Urban Outfitters Inc. may be seeing an increase in sales, but its executives aren’t seeing a rise in compensation.
The retailer said sales for fiscal first quarter 2017 are so far in positive single-digit territory and said the leap year was the reason. That comment has sent the stock higher in early trading and caused many analysts to either raise their price targets or just reiterate their “buy” ratings. The stock was up more than 3 percent to $34.09 in the early session of trading.

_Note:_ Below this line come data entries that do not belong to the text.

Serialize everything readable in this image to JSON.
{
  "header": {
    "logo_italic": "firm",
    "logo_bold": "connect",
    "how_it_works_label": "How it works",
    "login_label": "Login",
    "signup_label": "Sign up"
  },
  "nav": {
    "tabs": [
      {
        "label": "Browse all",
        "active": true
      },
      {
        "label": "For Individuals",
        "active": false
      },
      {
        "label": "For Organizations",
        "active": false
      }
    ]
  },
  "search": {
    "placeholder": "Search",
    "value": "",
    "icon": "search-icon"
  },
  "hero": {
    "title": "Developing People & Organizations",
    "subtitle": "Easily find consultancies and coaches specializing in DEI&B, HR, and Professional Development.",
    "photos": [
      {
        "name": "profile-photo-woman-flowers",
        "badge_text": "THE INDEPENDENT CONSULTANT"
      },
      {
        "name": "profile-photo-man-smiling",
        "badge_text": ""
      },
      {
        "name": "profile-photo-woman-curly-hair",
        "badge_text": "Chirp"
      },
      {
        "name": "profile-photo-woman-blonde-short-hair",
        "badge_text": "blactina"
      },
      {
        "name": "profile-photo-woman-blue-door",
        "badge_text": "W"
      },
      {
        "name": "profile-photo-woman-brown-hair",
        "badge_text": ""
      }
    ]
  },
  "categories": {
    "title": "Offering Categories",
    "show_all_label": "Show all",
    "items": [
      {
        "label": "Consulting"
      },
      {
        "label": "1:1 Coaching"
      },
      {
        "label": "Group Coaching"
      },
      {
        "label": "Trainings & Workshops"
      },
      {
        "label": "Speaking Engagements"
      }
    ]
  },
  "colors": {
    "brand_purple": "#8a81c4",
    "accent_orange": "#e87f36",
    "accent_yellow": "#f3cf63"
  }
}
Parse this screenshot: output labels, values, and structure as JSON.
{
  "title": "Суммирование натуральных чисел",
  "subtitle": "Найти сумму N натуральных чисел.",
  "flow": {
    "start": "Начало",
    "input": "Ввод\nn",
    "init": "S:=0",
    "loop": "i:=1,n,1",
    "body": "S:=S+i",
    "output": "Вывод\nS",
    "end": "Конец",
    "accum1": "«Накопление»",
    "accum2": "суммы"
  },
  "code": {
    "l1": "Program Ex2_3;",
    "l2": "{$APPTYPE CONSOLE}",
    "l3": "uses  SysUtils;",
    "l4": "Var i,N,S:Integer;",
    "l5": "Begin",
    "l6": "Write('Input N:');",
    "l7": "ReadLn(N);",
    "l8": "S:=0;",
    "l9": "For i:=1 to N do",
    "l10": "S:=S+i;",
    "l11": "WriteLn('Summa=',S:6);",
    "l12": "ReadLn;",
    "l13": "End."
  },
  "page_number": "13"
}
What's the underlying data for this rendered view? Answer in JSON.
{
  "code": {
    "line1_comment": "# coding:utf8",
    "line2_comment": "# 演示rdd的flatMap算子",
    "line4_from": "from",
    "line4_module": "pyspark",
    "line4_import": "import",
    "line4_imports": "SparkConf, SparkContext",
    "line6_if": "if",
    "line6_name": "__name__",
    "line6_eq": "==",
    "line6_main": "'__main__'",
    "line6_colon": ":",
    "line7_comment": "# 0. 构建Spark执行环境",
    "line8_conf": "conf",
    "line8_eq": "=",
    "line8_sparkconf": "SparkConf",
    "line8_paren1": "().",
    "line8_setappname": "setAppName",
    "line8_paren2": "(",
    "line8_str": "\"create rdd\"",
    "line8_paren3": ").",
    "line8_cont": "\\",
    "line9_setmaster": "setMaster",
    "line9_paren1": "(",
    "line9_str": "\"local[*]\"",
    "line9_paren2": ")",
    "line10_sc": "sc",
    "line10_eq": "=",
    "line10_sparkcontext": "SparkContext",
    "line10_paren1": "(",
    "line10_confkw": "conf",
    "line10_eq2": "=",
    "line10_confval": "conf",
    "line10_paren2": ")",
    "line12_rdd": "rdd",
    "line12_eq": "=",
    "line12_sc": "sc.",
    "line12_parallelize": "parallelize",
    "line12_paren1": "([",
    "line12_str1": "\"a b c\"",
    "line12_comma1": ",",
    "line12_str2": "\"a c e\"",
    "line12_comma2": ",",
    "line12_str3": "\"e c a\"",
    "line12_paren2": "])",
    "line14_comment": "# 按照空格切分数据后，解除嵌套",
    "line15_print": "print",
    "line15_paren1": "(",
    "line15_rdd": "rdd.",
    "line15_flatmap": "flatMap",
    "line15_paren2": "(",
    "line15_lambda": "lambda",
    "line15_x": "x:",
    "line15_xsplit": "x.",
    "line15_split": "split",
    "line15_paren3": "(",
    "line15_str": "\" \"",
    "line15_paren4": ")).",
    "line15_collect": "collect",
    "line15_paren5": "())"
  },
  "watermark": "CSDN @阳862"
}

Paul Lejuez, an analyst at Citigroup said, “We estimate comps are currently flat to up slightly, though excluding the extra day from leap year [Urban is not on the typical retail 4-5-4 calendar], comps are flat to slightly down.” He noted that his estimate for the first quarter was for sales to be down 1 percent to 2 percent. He said the earlier Easter also helped results, but that there was uncertainty over how the rest of April will play out.
Richard Jaffe, an analyst at Stifel Nicolaus, raised his price target from $34 to $38 even though he thinks comps will be flat for the first quarter. He thinks comparisons will grow easier in the second quarter and that should drive positive comps. He sees women’s apparel as the best category for the Urban division, while men’s remains negative.
When it comes to Anthropologie, he wrote, “It appears that customers are responding favorably to the brand’s updated spring merchandise assortment, especially dresses.” He thinks that despite apparel weakness in this division, inventory discipline, higher mark ups and better full-price selling in dresses will result in gains at the division.
The annual proxy statement also revealed that total compensation fell for chief executive officer Richard Hayne from $535,636 in 2015 to $44,310 in 2016. Hayne did not see a repeat of the $500,000 bonus received in 2015 and only receives an annual salary of $1.
David McCreight, ceo of Anthropologie Inc., saw his total compensation fall from $7.1 million in 2015 to $1.8 million in 2016. McCreight received no stock awards in 2016 versus the $4.6 million received in 2015. The non-equity incentive plan compensation declined from $1.5 million in 2015 to $886,500 in 2016.
Chief financial officer Francis Conforti got an increase in total compensation, from $1.3 million in 2015 to $2.1 million in 2016. Conforti’s stock awards jumped from $511,934 in 2015 to $1.3 million in 2016. The non-equity incentive plan compensation fell from $383,625 in 2015 to $250,000 in 2016.
The revenue goals for compensation for both Urban Outfitter Brand and the Anthropologie Brands were not met for fiscal 2016. As a result, bonuses tied to these goals were not paid.
“While the 1970’s, bohemian and wider pant leg trends resonated with early fashion adopters, they failed to gain widespread acceptance,” wrote Jaffe, “We are starting to see greater acceptance of these trends this spring, but expect more mass appeal for the back-to-school season.”